Cotton buds are a curious thing. All packets of them say the same thing these days – "do not insert into your ear canal". At first this seems like more annying but think about it, what else can you use them for? There are really no other practical use for them. Some packets claim to be makeup blenders which is a bit pointless. Others claim no function at all, just the products existence. Here's the thing, the manufacturers know that the only reason people buy them is to put them in their ears. The warning is a sop, a complete cop–out and is ignored by everyone, and everyone knows this is the case.
Putting things in your ears isn't always a good idea, of course. I know someone who had to have his ear syringed after years of drying his ears by sticking the corner of his towel in them, compressing the wax. Cotton buds can be used badly, you know when you've done so as your ear hurts like hell. But most people do that once and never do it again.
Why should I care (apart from my brain being fried from an 11 hour day in 33C heat?)? Because I have slightly more faith in humanity than most nanny state types seem to think. Most people will use those damn things in a sensible manner as they are clearly meant to be used. And none of them will die. And sure, some people will end up needing syringing but they won't need it twice. We learn from our mistakes.
So it's not quite at the stage where we need lawyers and politicians to tell us how not to die. Which is nice. So next time your ear's a bit mucky think how great it is to be able to be a bit naughty and ignore the warning. Just don't stick it in too far, ok?
July 11, 2006
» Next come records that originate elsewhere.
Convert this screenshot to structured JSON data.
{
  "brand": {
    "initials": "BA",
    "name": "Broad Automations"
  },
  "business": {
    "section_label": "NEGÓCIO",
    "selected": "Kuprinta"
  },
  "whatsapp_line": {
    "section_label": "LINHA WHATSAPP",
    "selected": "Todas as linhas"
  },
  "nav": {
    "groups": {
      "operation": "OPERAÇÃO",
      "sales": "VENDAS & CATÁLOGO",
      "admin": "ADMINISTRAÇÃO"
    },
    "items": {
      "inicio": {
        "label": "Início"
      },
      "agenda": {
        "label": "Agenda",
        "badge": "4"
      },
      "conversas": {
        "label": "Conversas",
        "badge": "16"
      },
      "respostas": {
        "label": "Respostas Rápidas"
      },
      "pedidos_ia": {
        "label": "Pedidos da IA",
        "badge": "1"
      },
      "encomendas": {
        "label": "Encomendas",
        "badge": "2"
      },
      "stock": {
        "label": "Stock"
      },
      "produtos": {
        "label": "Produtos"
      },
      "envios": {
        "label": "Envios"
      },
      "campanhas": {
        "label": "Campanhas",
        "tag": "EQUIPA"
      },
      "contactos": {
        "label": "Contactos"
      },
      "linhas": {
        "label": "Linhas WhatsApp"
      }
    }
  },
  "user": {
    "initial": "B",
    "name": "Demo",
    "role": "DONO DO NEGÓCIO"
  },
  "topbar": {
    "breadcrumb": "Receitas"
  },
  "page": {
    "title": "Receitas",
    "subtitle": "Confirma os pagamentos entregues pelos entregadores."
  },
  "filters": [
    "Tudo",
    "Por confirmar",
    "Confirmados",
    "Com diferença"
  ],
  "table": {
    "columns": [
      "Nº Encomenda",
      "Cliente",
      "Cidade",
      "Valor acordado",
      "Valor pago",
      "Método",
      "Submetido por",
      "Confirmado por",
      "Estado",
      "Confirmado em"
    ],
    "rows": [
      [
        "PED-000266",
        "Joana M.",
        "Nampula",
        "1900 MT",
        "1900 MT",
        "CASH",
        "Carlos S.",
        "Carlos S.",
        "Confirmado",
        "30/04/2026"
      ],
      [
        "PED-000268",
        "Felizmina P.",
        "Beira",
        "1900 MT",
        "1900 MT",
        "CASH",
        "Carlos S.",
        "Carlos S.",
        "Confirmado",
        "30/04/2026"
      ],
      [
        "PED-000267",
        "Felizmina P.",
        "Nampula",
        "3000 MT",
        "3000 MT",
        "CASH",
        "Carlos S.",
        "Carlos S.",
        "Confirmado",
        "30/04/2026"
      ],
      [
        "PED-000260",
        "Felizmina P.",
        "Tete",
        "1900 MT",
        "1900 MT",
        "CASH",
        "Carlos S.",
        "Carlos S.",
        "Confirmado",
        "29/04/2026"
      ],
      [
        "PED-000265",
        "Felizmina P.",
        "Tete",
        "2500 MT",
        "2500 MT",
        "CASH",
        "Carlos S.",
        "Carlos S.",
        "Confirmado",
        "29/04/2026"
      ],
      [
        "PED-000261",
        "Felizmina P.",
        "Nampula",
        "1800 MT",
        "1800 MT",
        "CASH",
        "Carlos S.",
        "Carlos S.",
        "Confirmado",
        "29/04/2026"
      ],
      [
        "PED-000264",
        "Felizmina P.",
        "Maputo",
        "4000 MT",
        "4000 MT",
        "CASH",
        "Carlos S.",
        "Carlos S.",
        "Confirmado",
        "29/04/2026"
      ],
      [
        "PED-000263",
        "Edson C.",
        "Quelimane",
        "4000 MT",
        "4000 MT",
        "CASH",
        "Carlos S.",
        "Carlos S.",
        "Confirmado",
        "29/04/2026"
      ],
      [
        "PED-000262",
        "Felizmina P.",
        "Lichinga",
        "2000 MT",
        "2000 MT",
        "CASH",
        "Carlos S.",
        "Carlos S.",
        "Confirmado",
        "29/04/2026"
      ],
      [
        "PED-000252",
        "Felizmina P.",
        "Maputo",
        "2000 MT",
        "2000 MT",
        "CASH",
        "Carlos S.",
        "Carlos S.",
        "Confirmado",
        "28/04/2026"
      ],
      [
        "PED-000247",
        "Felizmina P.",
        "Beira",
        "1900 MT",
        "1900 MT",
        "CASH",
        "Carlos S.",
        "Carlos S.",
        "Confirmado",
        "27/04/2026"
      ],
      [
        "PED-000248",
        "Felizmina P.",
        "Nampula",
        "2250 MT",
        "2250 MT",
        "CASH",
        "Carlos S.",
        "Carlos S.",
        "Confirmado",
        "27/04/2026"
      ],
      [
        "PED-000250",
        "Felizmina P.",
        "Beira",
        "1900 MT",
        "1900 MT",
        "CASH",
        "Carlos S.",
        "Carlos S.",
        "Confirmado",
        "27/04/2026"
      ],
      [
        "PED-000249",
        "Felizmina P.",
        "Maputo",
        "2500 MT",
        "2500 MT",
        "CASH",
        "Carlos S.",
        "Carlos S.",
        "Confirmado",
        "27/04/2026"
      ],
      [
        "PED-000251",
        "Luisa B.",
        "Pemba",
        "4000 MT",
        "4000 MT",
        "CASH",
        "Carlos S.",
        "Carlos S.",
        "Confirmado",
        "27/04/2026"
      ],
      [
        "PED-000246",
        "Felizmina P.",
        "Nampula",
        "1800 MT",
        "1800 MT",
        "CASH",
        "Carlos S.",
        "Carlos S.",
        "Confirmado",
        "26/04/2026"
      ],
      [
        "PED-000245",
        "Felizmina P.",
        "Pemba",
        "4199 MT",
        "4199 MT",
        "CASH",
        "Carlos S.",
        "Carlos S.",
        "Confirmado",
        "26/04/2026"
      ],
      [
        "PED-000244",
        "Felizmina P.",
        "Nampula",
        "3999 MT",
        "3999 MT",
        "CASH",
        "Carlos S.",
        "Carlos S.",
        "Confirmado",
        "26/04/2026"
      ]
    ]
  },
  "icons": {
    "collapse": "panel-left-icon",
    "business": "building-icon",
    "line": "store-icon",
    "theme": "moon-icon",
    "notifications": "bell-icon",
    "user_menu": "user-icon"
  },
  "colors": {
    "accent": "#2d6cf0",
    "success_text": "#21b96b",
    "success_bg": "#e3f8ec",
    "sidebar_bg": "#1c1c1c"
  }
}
Writing about web page http://news.bbc.co.uk/1/hi/wales/5167878.stm
One for Moz and Daisy.
This is amusing. Click on the audio link here to hear come amusing cricket commentary with the commentators themselves coming under attack from the batsmen!
Made me smile.
Proper entries to come later...
July 06, 2006
Writing about web page http://blogs.warwick.ac.uk/music
Do you like music?
The answer you're looking for is yes.
If so go to á la discotheque, our shiny new mp3 blog which gives musical rants, lists, recommendations and esoterica accompanied by nice mp3s for you to sample and then use to buy nice shiny CDs. Yes, it's another way to lose you hard earned cash, but it'll be graet trust me.
Have you gone there yet? Why not? I'll shut up now and leave you with a picture of Jarvis Cocker and an instruction to go there. NOW!
July 05, 2006
How things change. Two years ago I defended Cristiano Ronaldo when he cried after Portugal got knocked out of the European Championship semi final. I felt it showed some passion which England players lacked at times. I also felt the loyalty that Manchester United supporters feel towards their players, a loyalty which results from the bombardment of snide remarks which any Man Utd player suffers in this country simply for being a Man Utd player (witness how underappreciated Gary Neville is).
So why did I smile at Ronaldo crying tonight? Not just smile, but feel that smiling was justifiable?
It's not necessarily a result of his behaviour in the quarter final against England… well, actually it sort of is. It's partly because when he arrived at Man Utd he was a little diving git and Ferguson tride so hard to get him to stop doing that, something I highly respect SAF for. But once more, in that quarter he was a'diving and a'cheating. Muppet.
Also did he really expect Man Utd fans to love him for his recent "I want to join Real" style comments? Our club heroes are loyal and talented, not self serving greedy gits. If he honestly thinks Real are more likely to yield trophies than Man Utd then he's taking a huge gamble.
This time around his tears seemed less like genuine emotion than the whining of a spoilt brat not getting his way. Perhaps it was like this two years ago but I didn't see it that way for above reasons. I don't care if he doesn't come back. I'd rather see a broken Ole Solskjaer on the right than that disloyal fool. Talent is nothing to us without commitment. Bobby Charlton was talented but he also came back from a plane crash. Ryan Giggs was stalked by Europe's best for years but stayed at Old Trafford. Eric Cantona retired rather than play for someone else. We've had players who make us proud. C Ronaldo is not one of them.
You lost. Deal with it. Now fuck off to Madrid.